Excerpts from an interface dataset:
..........
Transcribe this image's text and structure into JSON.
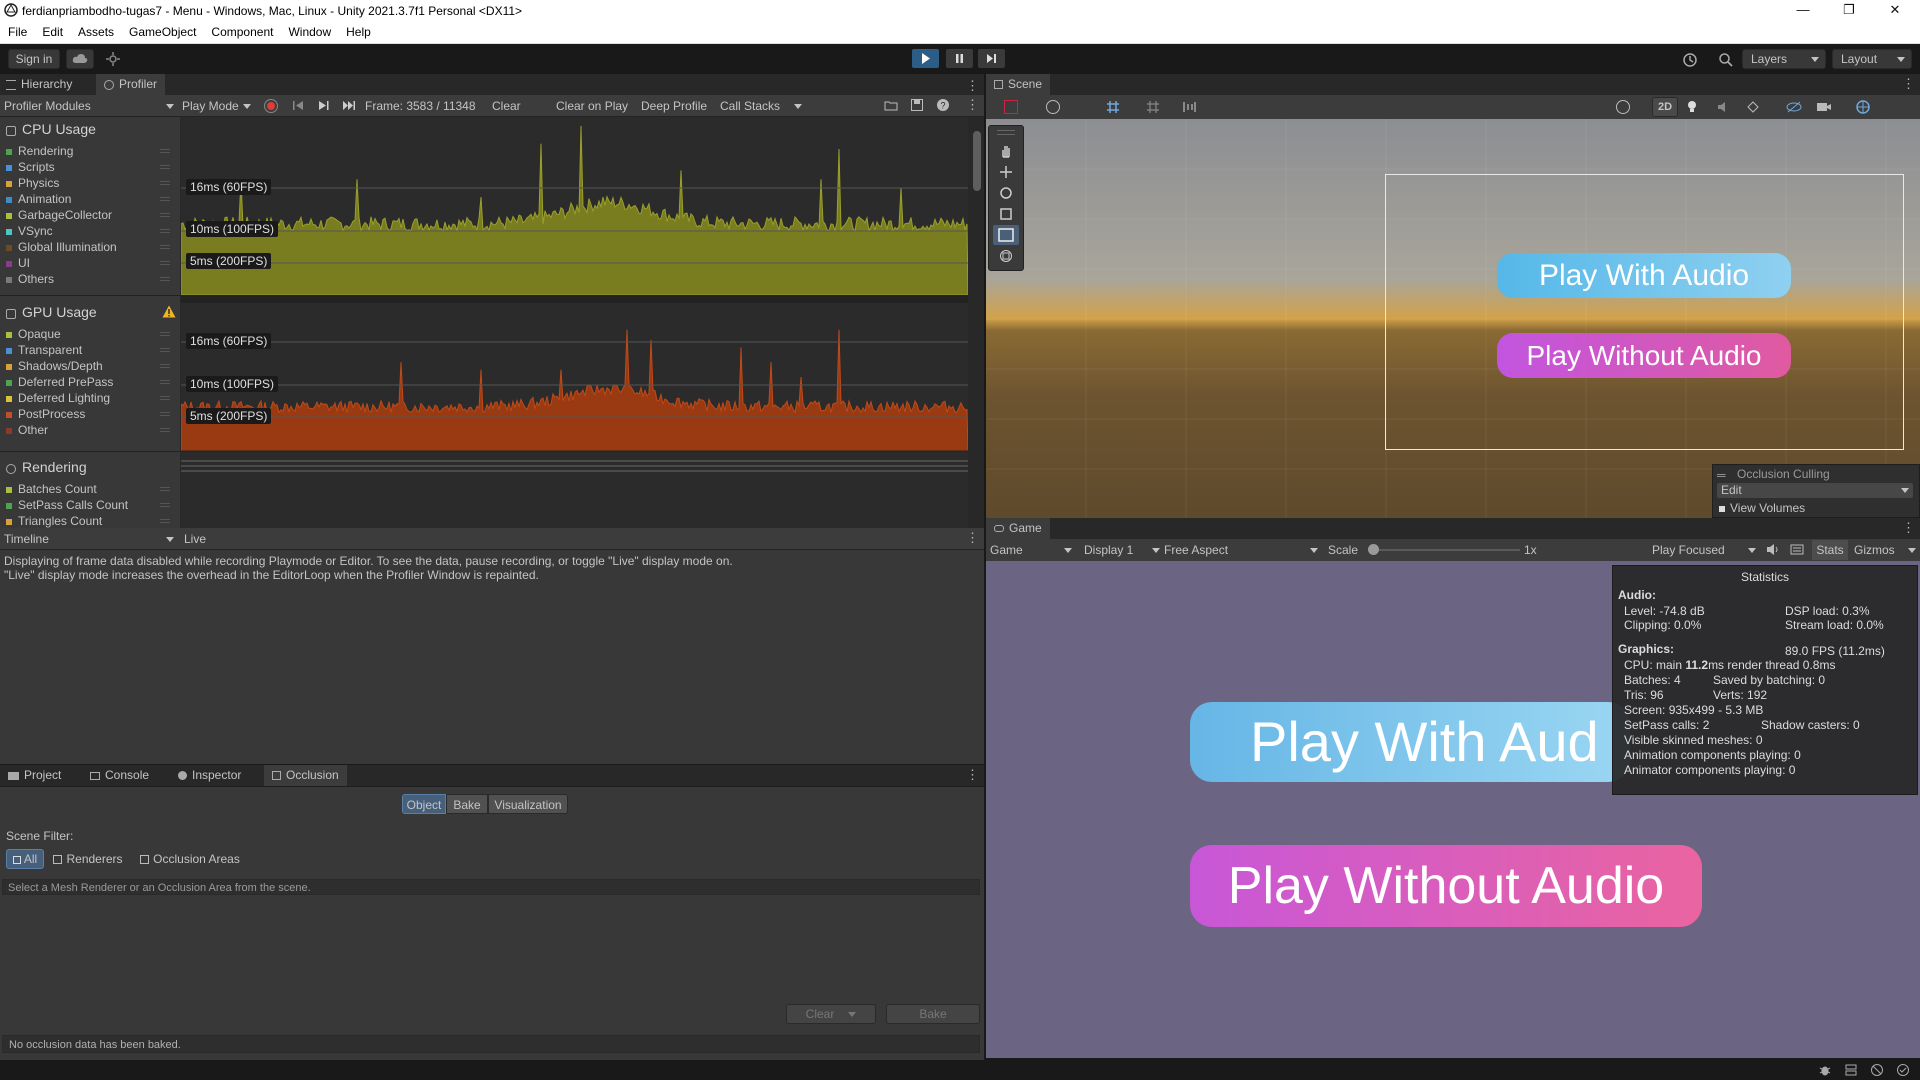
{
  "window": {
    "title": "ferdianpriambodho-tugas7 - Menu - Windows, Mac, Linux - Unity 2021.3.7f1 Personal <DX11>",
    "controls": [
      "—",
      "❐",
      "✕"
    ]
  },
  "menu": [
    "File",
    "Edit",
    "Assets",
    "GameObject",
    "Component",
    "Window",
    "Help"
  ],
  "toolbar": {
    "sign_in": "Sign in",
    "layers": "Layers",
    "layout": "Layout"
  },
  "profiler_panel": {
    "tabs": [
      "Hierarchy",
      "Profiler"
    ],
    "modules_label": "Profiler Modules",
    "play_mode": "Play Mode",
    "frame": "Frame: 3583 / 11348",
    "clear": "Clear",
    "clear_on_play": "Clear on Play",
    "deep_profile": "Deep Profile",
    "call_stacks": "Call Stacks",
    "cpu": {
      "title": "CPU Usage",
      "items": [
        {
          "label": "Rendering",
          "color": "#4ea34e"
        },
        {
          "label": "Scripts",
          "color": "#4a90d9"
        },
        {
          "label": "Physics",
          "color": "#d8a23a"
        },
        {
          "label": "Animation",
          "color": "#3b8ec9"
        },
        {
          "label": "GarbageCollector",
          "color": "#a8c040"
        },
        {
          "label": "VSync",
          "color": "#4dc5c5"
        },
        {
          "label": "Global Illumination",
          "color": "#6b4b2a"
        },
        {
          "label": "UI",
          "color": "#8b3a8b"
        },
        {
          "label": "Others",
          "color": "#7a7a7a"
        }
      ],
      "fps_labels": [
        "16ms (60FPS)",
        "10ms (100FPS)",
        "5ms (200FPS)"
      ]
    },
    "gpu": {
      "title": "GPU Usage",
      "items": [
        {
          "label": "Opaque",
          "color": "#a8c040"
        },
        {
          "label": "Transparent",
          "color": "#4a90d9"
        },
        {
          "label": "Shadows/Depth",
          "color": "#d8a23a"
        },
        {
          "label": "Deferred PrePass",
          "color": "#4ea34e"
        },
        {
          "label": "Deferred Lighting",
          "color": "#d8c23a"
        },
        {
          "label": "PostProcess",
          "color": "#c0502a"
        },
        {
          "label": "Other",
          "color": "#8b3a2a"
        }
      ],
      "fps_labels": [
        "16ms (60FPS)",
        "10ms (100FPS)",
        "5ms (200FPS)"
      ]
    },
    "rendering": {
      "title": "Rendering",
      "items": [
        {
          "label": "Batches Count",
          "color": "#a8c040"
        },
        {
          "label": "SetPass Calls Count",
          "color": "#4ea34e"
        },
        {
          "label": "Triangles Count",
          "color": "#d8a23a"
        }
      ]
    },
    "timeline": "Timeline",
    "live": "Live",
    "message_line1": "Displaying of frame data disabled while recording Playmode or Editor. To see the data, pause recording, or toggle \"Live\" display mode on.",
    "message_line2": "\"Live\" display mode increases the overhead in the EditorLoop when the Profiler Window is repainted."
  },
  "bottom_panel": {
    "tabs": [
      "Project",
      "Console",
      "Inspector",
      "Occlusion"
    ],
    "segments": [
      "Object",
      "Bake",
      "Visualization"
    ],
    "scene_filter": "Scene Filter:",
    "filters": [
      "All",
      "Renderers",
      "Occlusion Areas"
    ],
    "hint": "Select a Mesh Renderer or an Occlusion Area from the scene.",
    "clear": "Clear",
    "bake": "Bake",
    "status": "No occlusion data has been baked."
  },
  "scene": {
    "tab": "Scene",
    "btn1": "Play With Audio",
    "btn2": "Play Without Audio",
    "occlusion_title": "Occlusion Culling",
    "occlusion_mode": "Edit",
    "view_volumes": "View Volumes",
    "two_d": "2D"
  },
  "game": {
    "tab": "Game",
    "game_dd": "Game",
    "display": "Display 1",
    "aspect": "Free Aspect",
    "scale_label": "Scale",
    "scale_value": "1x",
    "play_focused": "Play Focused",
    "stats": "Stats",
    "gizmos": "Gizmos",
    "btn1": "Play With Aud",
    "btn2": "Play Without Audio",
    "statistics": {
      "title": "Statistics",
      "audio": "Audio:",
      "level": "Level: -74.8 dB",
      "dsp": "DSP load: 0.3%",
      "clipping": "Clipping: 0.0%",
      "stream": "Stream load: 0.0%",
      "graphics": "Graphics:",
      "fps": "89.0 FPS (11.2ms)",
      "cpu_main_prefix": "CPU: main ",
      "cpu_main_value": "11.2",
      "cpu_main_suffix": "ms  render thread 0.8ms",
      "batches": "Batches: 4",
      "saved": "Saved by batching: 0",
      "tris": "Tris: 96",
      "verts": "Verts: 192",
      "screen": "Screen: 935x499 - 5.3 MB",
      "setpass": "SetPass calls: 2",
      "shadow": "Shadow casters: 0",
      "skinned": "Visible skinned meshes: 0",
      "anim": "Animation components playing: 0",
      "animator": "Animator components playing: 0"
    }
  }
}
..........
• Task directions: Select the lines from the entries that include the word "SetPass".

• Reply:
          "label": "SetPass Calls Count",
      "setpass": "SetPass calls: 2",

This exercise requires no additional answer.